**Data about app and page elements**
--

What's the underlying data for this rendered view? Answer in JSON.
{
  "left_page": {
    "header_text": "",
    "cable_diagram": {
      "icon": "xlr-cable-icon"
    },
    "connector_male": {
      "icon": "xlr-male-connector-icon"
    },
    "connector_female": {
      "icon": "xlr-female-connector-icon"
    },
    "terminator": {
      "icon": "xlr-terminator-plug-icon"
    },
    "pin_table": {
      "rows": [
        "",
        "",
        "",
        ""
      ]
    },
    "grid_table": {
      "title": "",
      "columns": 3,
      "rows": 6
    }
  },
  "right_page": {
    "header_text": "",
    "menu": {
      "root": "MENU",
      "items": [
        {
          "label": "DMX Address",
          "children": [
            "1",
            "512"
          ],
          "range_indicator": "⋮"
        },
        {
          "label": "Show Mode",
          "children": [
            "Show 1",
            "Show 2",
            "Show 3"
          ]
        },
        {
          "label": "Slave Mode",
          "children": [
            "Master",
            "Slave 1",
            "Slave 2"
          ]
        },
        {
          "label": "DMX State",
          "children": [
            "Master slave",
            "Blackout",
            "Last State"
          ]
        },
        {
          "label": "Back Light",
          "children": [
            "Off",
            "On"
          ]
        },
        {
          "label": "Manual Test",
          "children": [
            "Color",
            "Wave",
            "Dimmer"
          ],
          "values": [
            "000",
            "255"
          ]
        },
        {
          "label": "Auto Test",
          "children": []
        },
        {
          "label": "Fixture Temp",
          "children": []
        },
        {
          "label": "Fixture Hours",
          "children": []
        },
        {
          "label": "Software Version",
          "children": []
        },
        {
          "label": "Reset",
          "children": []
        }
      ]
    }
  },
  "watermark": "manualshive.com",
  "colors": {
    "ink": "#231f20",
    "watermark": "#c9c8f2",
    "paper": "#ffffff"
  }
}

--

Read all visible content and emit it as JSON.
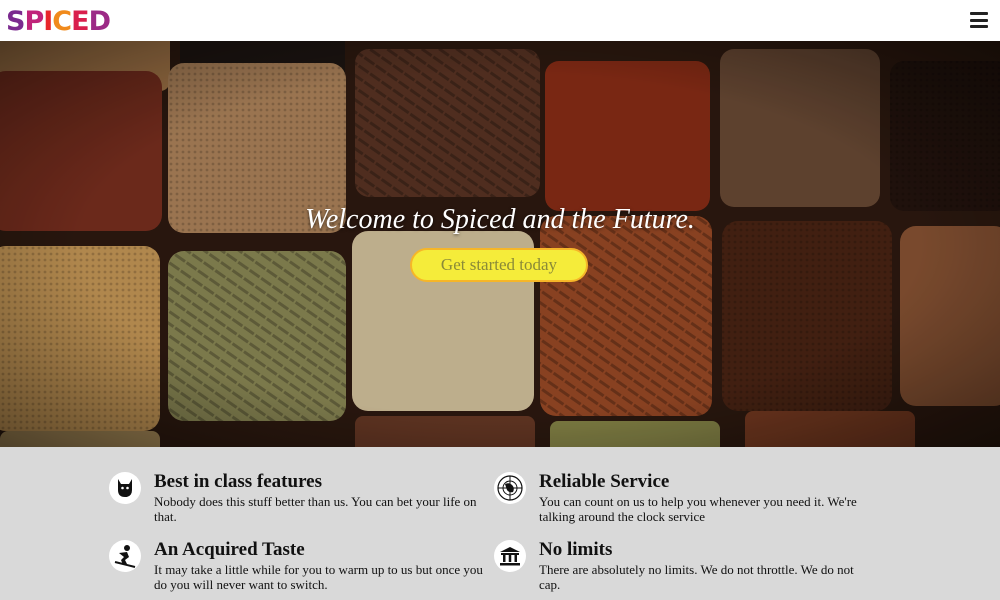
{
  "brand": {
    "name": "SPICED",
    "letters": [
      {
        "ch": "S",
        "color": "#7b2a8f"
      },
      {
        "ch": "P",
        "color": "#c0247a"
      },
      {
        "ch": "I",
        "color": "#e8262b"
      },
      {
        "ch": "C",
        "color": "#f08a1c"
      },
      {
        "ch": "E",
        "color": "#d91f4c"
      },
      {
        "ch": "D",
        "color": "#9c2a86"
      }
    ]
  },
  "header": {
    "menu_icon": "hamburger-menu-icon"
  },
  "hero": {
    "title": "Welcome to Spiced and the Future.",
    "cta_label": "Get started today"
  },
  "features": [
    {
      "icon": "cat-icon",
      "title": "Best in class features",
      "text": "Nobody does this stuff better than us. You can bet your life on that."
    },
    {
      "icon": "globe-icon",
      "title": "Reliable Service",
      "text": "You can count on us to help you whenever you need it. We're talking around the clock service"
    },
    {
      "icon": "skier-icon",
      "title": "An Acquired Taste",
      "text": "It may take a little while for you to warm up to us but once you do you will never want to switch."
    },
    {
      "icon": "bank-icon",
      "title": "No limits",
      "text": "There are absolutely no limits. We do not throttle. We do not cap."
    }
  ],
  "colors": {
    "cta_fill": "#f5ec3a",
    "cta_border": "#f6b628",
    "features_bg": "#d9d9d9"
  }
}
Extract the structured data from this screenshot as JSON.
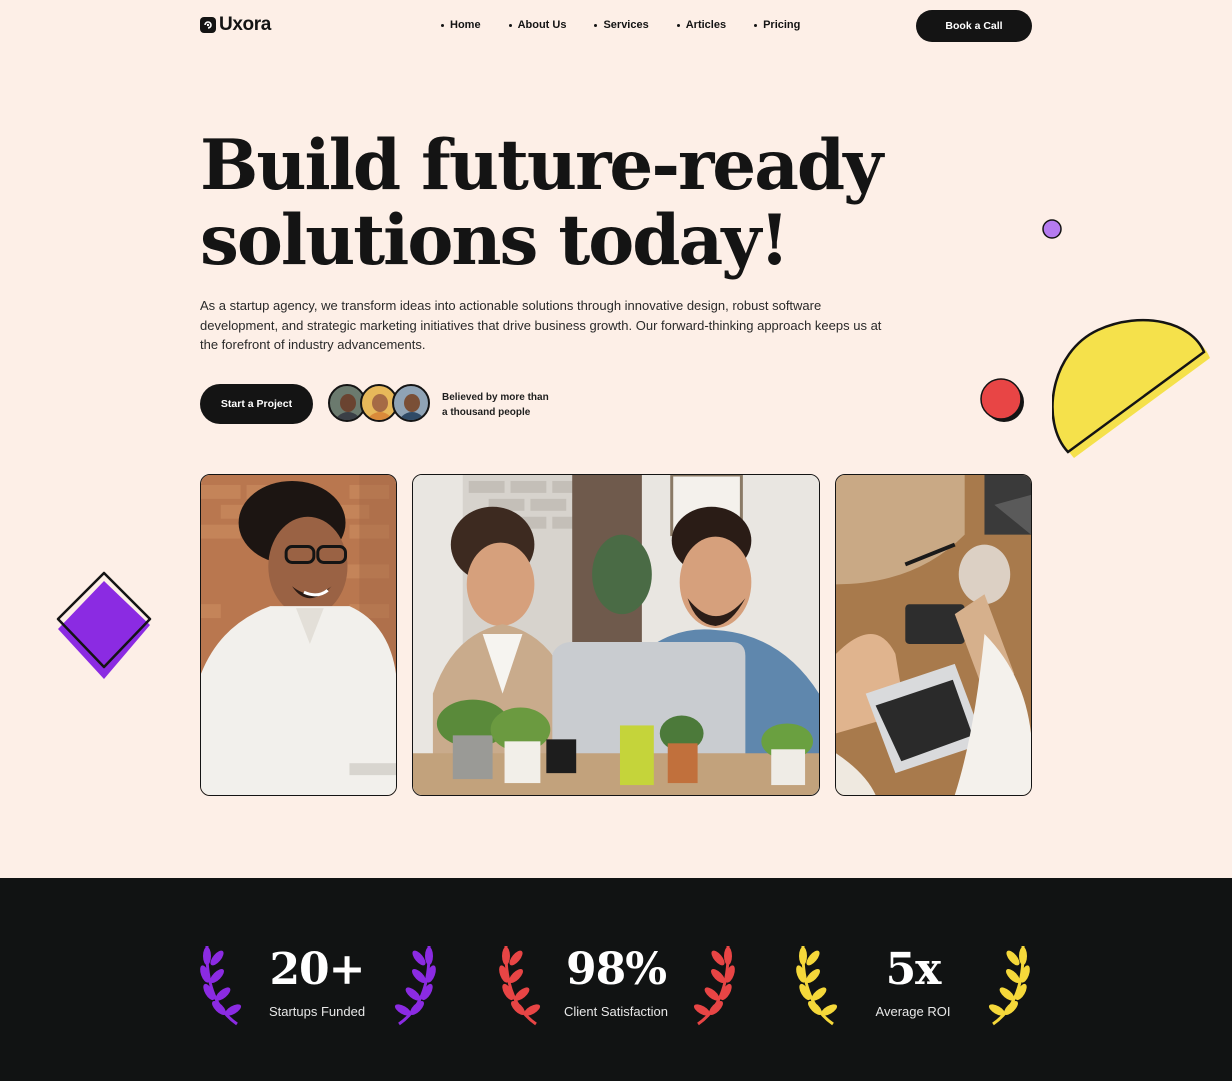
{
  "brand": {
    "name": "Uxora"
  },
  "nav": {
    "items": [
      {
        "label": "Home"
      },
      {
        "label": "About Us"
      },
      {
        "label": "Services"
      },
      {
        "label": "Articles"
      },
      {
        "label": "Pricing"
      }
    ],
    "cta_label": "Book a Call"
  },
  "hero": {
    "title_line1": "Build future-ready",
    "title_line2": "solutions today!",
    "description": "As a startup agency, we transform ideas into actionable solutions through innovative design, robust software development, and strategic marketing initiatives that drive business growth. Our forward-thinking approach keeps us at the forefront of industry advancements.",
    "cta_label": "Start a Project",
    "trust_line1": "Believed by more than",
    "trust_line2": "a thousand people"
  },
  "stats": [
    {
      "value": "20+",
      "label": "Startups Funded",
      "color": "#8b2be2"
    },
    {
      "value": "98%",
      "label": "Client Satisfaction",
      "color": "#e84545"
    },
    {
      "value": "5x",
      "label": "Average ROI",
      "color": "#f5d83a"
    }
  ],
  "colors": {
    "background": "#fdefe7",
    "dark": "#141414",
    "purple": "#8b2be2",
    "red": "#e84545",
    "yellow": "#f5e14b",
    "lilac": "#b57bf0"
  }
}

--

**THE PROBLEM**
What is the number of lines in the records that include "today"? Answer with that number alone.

**ANSWER BELOW**
2